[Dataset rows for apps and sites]
┌────────

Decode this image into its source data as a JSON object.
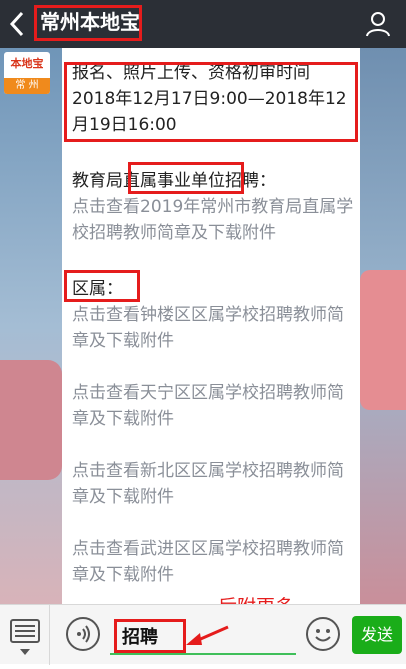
{
  "header": {
    "title": "常州本地宝",
    "back_icon": "chevron-left-icon",
    "user_icon": "user-icon"
  },
  "logo": {
    "top_text": "本地宝",
    "bottom_text": "常 州"
  },
  "article": {
    "p1": "报名、照片上传、资格初审时间 2018年12月17日9:00—2018年12月19日16:00",
    "p2_label": "教育局直属事业单位招聘：",
    "p2_link": "点击查看2019年常州市教育局直属学校招聘教师简章及下载附件",
    "p3_label": "区属：",
    "links": [
      "点击查看钟楼区区属学校招聘教师简章及下载附件",
      "点击查看天宁区区属学校招聘教师简章及下载附件",
      "点击查看新北区区属学校招聘教师简章及下载附件",
      "点击查看武进区区属学校招聘教师简章及下载附件"
    ]
  },
  "annotation": "后附更多",
  "bottom": {
    "input_value": "招聘",
    "send_label": "发送"
  },
  "colors": {
    "accent_red": "#e51c1c",
    "send_green": "#1aad19",
    "topbar": "#2b2f36"
  }
}
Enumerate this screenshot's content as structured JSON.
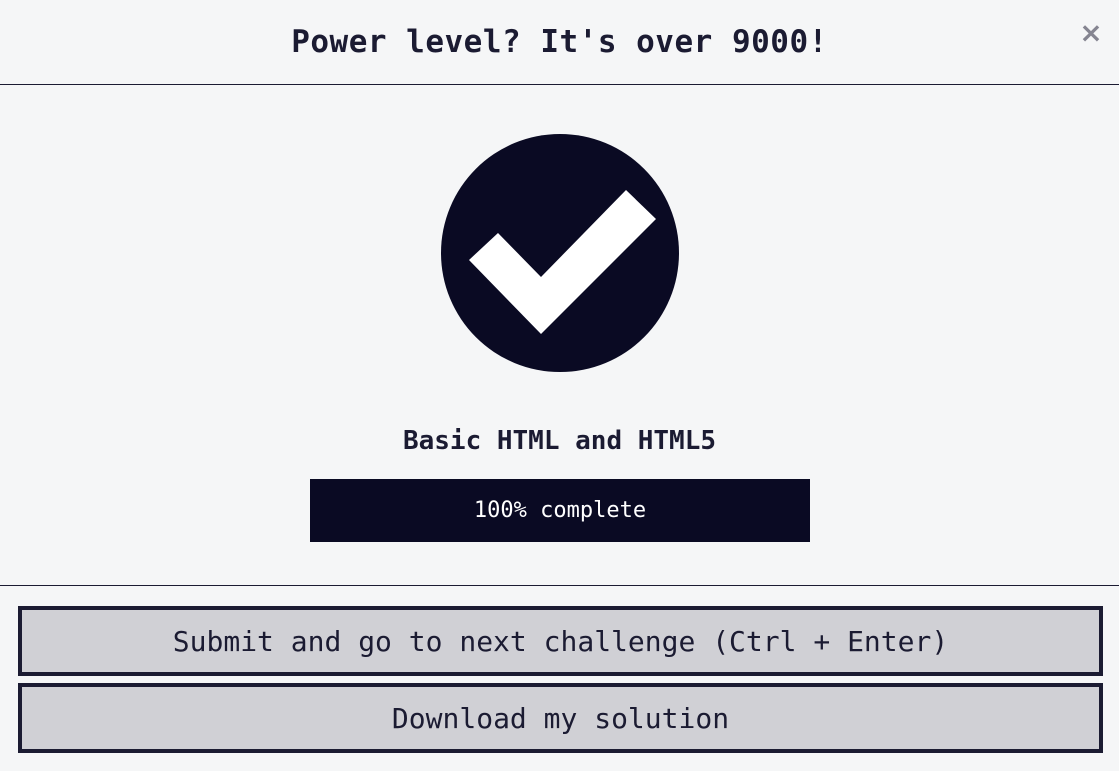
{
  "modal": {
    "title": "Power level? It's over 9000!",
    "close_label": "×"
  },
  "body": {
    "icon": "checkmark-circle-icon",
    "block_title": "Basic HTML and HTML5",
    "progress": {
      "percent": 100,
      "text": "100% complete"
    }
  },
  "footer": {
    "submit_label": "Submit and go to next challenge (Ctrl + Enter)",
    "download_label": "Download my solution"
  },
  "colors": {
    "background": "#f5f6f7",
    "text": "#1b1b32",
    "dark": "#0a0a23",
    "button_bg": "#d0d0d5",
    "close": "#858591"
  }
}
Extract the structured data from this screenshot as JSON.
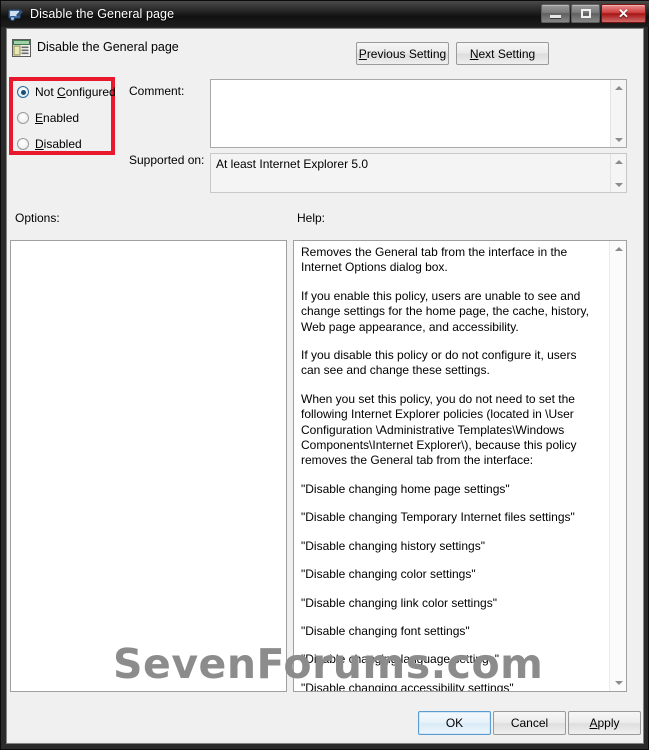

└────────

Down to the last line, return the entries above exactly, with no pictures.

Decode this image into its source data as a JSON object.
{
  "header": {
    "title": "常州本地宝",
    "back_icon": "chevron-left-icon",
    "user_icon": "user-icon"
  },
  "logo": {
    "top_text": "本地宝",
    "bottom_text": "常 州"
  },
  "article": {
    "p1": "报名、照片上传、资格初审时间 2018年12月17日9:00—2018年12月19日16:00",
    "p2_label": "教育局直属事业单位招聘：",
    "p2_link": "点击查看2019年常州市教育局直属学校招聘教师简章及下载附件",
    "p3_label": "区属：",
    "links": [
      "点击查看钟楼区区属学校招聘教师简章及下载附件",
      "点击查看天宁区区属学校招聘教师简章及下载附件",
      "点击查看新北区区属学校招聘教师简章及下载附件",
      "点击查看武进区区属学校招聘教师简章及下载附件"
    ]
  },
  "annotation": "后附更多",
  "bottom": {
    "input_value": "招聘",
    "send_label": "发送"
  },
  "colors": {
    "accent_red": "#e51c1c",
    "send_green": "#1aad19",
    "topbar": "#2b2f36"
  }
}
Enumerate this screenshot's content as structured JSON.
{
  "modal": {
    "title": "Power level? It's over 9000!",
    "close_label": "×"
  },
  "body": {
    "icon": "checkmark-circle-icon",
    "block_title": "Basic HTML and HTML5",
    "progress": {
      "percent": 100,
      "text": "100% complete"
    }
  },
  "footer": {
    "submit_label": "Submit and go to next challenge (Ctrl + Enter)",
    "download_label": "Download my solution"
  },
  "colors": {
    "background": "#f5f6f7",
    "text": "#1b1b32",
    "dark": "#0a0a23",
    "button_bg": "#d0d0d5",
    "close": "#858591"
  }
}
Extract the structured data from this screenshot as JSON.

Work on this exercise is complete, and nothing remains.